Saudi Arabia was not being asked to cut production, merely avoid it increasing for six months until a review in October, which would have been a fairly empty gesture.
The only condition not met was participation by Iran, a relatively marginal consideration from an oil market perspective, but critical from a diplomatic one.
Some analysts see a more straightforward motive for Saudi Arabia’s refusal to sign up: the kingdom is worried oil prices are rising too soon and too far, throwing a potential lifeline to U.S. shale drillers and other higher-cost producers.
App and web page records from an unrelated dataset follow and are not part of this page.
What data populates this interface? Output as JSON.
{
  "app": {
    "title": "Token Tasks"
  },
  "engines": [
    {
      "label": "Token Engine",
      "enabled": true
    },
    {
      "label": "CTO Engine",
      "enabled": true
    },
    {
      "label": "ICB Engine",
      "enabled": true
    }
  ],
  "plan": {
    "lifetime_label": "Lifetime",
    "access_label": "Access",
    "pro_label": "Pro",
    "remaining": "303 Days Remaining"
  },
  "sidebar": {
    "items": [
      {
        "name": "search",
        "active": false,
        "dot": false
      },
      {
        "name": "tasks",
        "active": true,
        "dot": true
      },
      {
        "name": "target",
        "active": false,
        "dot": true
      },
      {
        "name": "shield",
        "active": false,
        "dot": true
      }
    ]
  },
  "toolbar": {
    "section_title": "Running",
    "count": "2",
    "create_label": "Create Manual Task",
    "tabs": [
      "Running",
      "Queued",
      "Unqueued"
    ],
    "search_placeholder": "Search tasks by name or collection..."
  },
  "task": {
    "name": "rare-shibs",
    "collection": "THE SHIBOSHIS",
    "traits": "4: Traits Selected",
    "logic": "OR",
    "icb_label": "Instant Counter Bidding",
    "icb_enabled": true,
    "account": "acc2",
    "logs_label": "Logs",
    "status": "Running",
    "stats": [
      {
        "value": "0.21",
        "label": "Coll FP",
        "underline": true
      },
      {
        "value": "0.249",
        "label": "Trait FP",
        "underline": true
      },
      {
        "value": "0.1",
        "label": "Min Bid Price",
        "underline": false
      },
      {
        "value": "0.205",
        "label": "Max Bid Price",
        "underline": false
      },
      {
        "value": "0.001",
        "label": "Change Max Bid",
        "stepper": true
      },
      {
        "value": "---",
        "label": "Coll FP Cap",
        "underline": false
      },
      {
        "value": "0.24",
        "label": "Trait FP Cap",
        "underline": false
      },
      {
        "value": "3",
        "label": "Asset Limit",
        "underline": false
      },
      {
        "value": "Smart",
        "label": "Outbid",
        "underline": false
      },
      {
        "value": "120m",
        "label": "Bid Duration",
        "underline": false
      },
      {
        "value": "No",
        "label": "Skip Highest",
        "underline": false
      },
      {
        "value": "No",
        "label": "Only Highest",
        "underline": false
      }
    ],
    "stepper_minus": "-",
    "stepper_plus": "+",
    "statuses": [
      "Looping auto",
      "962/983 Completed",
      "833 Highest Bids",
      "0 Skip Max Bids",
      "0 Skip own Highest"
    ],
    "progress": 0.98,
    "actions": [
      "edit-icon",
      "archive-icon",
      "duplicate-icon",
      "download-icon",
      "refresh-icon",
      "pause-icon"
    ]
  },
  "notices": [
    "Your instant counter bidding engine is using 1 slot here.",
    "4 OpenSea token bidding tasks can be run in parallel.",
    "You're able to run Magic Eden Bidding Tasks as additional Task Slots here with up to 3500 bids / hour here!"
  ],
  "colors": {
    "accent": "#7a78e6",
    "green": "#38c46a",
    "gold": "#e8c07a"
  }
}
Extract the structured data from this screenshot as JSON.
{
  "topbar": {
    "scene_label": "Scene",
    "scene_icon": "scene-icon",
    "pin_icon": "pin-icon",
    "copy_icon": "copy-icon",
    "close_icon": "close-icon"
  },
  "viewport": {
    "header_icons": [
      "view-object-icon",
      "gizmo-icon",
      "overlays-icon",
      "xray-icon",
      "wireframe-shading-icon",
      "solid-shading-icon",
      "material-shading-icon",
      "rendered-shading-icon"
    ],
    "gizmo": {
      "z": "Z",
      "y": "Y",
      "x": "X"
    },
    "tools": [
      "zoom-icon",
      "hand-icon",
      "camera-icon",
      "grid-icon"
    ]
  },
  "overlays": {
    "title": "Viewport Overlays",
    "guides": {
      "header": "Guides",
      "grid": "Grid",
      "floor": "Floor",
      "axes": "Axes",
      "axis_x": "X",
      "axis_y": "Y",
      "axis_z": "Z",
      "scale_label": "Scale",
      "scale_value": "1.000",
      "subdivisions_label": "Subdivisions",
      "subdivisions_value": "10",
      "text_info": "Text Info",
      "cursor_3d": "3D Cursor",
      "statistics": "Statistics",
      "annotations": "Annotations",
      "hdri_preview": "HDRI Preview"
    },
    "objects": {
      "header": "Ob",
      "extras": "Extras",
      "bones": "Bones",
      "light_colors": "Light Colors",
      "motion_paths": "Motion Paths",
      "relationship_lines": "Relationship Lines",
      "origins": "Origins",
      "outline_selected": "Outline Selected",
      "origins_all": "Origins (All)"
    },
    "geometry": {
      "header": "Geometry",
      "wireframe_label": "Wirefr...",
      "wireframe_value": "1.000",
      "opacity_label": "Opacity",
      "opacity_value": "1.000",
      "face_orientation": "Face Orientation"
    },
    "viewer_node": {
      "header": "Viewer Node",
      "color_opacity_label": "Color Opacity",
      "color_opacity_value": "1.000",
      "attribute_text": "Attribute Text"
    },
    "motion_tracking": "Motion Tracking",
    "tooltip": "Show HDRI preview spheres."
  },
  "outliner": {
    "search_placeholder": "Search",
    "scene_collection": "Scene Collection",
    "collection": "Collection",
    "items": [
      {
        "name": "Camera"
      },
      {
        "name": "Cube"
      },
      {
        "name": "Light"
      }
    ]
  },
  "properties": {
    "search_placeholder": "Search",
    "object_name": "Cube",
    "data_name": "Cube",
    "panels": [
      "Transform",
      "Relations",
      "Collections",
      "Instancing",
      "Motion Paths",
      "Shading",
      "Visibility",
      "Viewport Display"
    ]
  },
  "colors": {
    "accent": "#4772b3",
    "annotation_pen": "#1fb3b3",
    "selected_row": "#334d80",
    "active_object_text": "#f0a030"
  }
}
Rising prices put at risk the market rebalancing Saudi Arabia and its allies have painfully pursued over the last 18 months (“Saudis won’t shed any tears over Doha”, Bloomberg, April 17).
The two explanations (diplomacy and market rebalancing) are not mutually exclusive. But it seems oil policy has to some extent become embroiled in the kingdom’s broader conflict with Iran.
“Saudi Arabia’s increasingly bitter dispute with Iran is now being played out in the oil market”, according to my colleague Andy Critchlow (“Proxy war”, Reuters, April 18).
The kingdom’s oil minister has been sidelined and that oil policy is now apparently being directed by the royal court and the deputy crown prince, where it is treated as an aspect of diplomacy.
Saudi Arabia has taken an increasingly assertive position on a range of foreign policy issues since the accession of the new king last year. Economic diplomacy is an increasingly important part of that effort.
Saudi Arabia has tried to restrict the resumption of Iran’s exports by warning tanker companies that they will be blacklisted if they carry Iranian oil (“Saudi Arabia acts to slow Iran’s oil exports”, Financial Times, April 4).
The decision to derail the Doha discussion is consistent with an emerging pattern of economic warfare being waged by Saudi Arabia.
Unlike other oil producers, which are seeking higher prices, Saudi Arabia appears willing to risk lower prices that will hurt its own economy in the belief they will hurt Iran more.
Editing by David Evans